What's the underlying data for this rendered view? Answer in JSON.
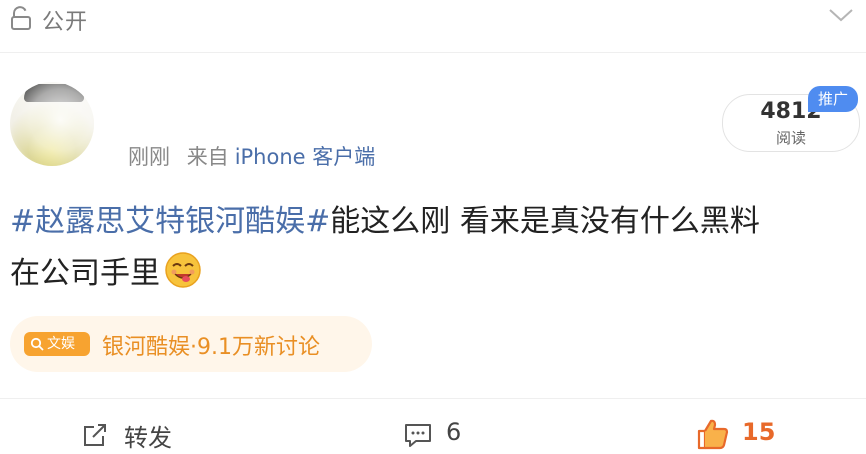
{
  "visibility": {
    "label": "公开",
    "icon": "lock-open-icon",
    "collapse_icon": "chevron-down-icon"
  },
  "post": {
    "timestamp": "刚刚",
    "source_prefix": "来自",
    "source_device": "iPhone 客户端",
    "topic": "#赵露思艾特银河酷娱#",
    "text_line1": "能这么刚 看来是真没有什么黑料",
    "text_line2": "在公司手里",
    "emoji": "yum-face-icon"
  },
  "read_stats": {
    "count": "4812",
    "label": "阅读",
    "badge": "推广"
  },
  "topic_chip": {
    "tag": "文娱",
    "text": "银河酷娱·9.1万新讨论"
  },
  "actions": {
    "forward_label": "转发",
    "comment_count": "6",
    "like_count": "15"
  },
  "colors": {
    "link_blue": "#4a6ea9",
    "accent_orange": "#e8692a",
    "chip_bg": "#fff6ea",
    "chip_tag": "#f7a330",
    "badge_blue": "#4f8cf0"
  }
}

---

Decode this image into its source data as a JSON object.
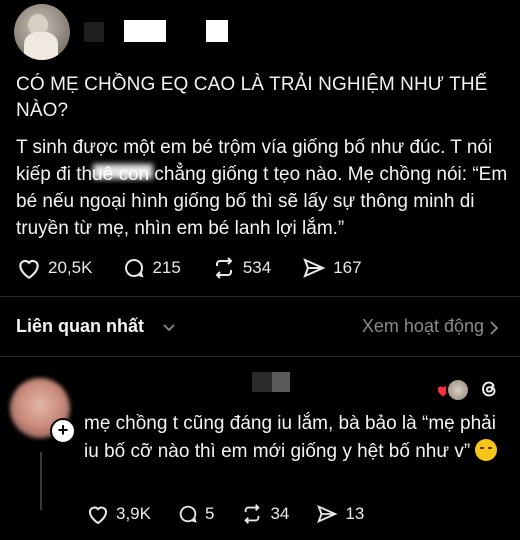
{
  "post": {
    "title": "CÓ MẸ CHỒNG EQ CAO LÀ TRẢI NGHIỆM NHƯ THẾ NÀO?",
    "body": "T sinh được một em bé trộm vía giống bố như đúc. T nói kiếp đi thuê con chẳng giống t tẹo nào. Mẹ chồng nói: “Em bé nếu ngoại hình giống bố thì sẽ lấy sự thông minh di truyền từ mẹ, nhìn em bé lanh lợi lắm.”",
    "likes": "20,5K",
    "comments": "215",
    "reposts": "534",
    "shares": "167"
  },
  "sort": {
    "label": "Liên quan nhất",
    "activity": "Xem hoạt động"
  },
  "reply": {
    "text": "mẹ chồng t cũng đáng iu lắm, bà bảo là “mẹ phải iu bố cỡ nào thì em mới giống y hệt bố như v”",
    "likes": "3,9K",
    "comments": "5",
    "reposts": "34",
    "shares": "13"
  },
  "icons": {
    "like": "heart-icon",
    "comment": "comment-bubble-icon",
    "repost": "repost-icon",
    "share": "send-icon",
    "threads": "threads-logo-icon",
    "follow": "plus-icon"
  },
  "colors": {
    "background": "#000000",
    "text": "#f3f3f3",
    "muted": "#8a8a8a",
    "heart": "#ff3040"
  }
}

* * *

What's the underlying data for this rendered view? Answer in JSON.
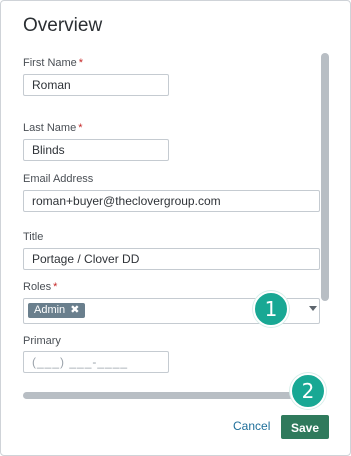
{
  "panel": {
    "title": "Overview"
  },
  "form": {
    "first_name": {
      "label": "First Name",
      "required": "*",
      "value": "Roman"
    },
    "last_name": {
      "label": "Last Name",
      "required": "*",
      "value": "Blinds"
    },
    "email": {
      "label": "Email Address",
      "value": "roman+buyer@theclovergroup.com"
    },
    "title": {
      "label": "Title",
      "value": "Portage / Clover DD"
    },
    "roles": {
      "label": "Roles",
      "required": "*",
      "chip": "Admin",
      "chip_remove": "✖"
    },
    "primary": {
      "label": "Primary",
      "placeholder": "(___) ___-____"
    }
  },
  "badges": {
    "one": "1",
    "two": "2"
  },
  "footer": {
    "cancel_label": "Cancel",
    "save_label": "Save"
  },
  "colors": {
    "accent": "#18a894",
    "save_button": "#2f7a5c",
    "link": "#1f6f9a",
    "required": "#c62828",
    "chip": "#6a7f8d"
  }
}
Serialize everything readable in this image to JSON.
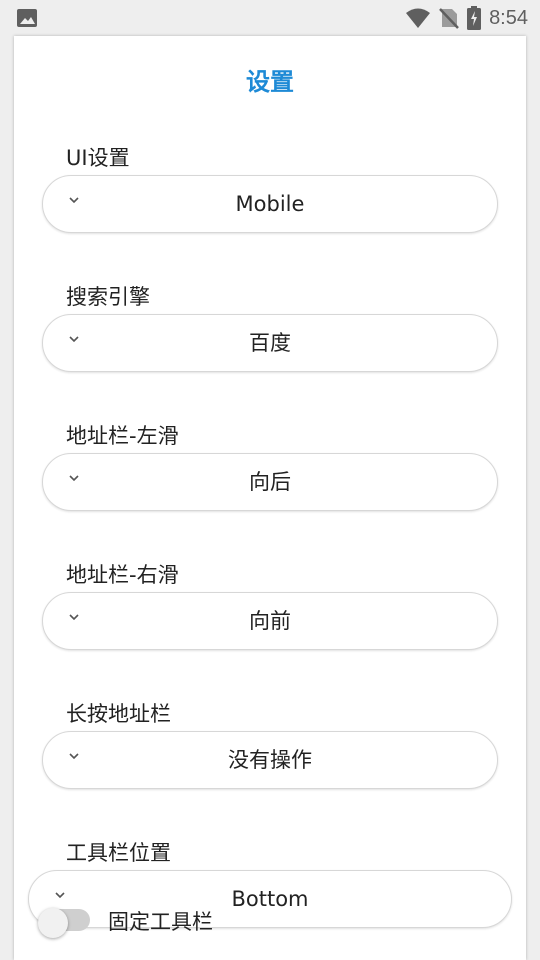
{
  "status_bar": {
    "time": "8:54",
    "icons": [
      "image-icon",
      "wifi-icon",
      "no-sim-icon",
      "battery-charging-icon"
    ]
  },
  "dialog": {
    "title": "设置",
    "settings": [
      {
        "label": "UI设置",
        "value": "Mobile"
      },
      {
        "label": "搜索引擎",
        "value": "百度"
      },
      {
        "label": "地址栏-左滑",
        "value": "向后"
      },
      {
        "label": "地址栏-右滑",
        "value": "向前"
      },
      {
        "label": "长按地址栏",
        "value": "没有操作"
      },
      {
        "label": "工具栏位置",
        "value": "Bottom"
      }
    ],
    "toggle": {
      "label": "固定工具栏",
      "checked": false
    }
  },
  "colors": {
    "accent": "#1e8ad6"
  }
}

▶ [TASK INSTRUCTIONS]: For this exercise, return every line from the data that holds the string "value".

▶ [SOLUTION]:
      "value": "Roman"
      "value": "Blinds"
      "value": "roman+buyer@theclovergroup.com"
      "value": "Portage / Clover DD"
        "value": "Mobile"
        "value": "百度"
        "value": "向后"
        "value": "向前"
        "value": "没有操作"
        "value": "Bottom"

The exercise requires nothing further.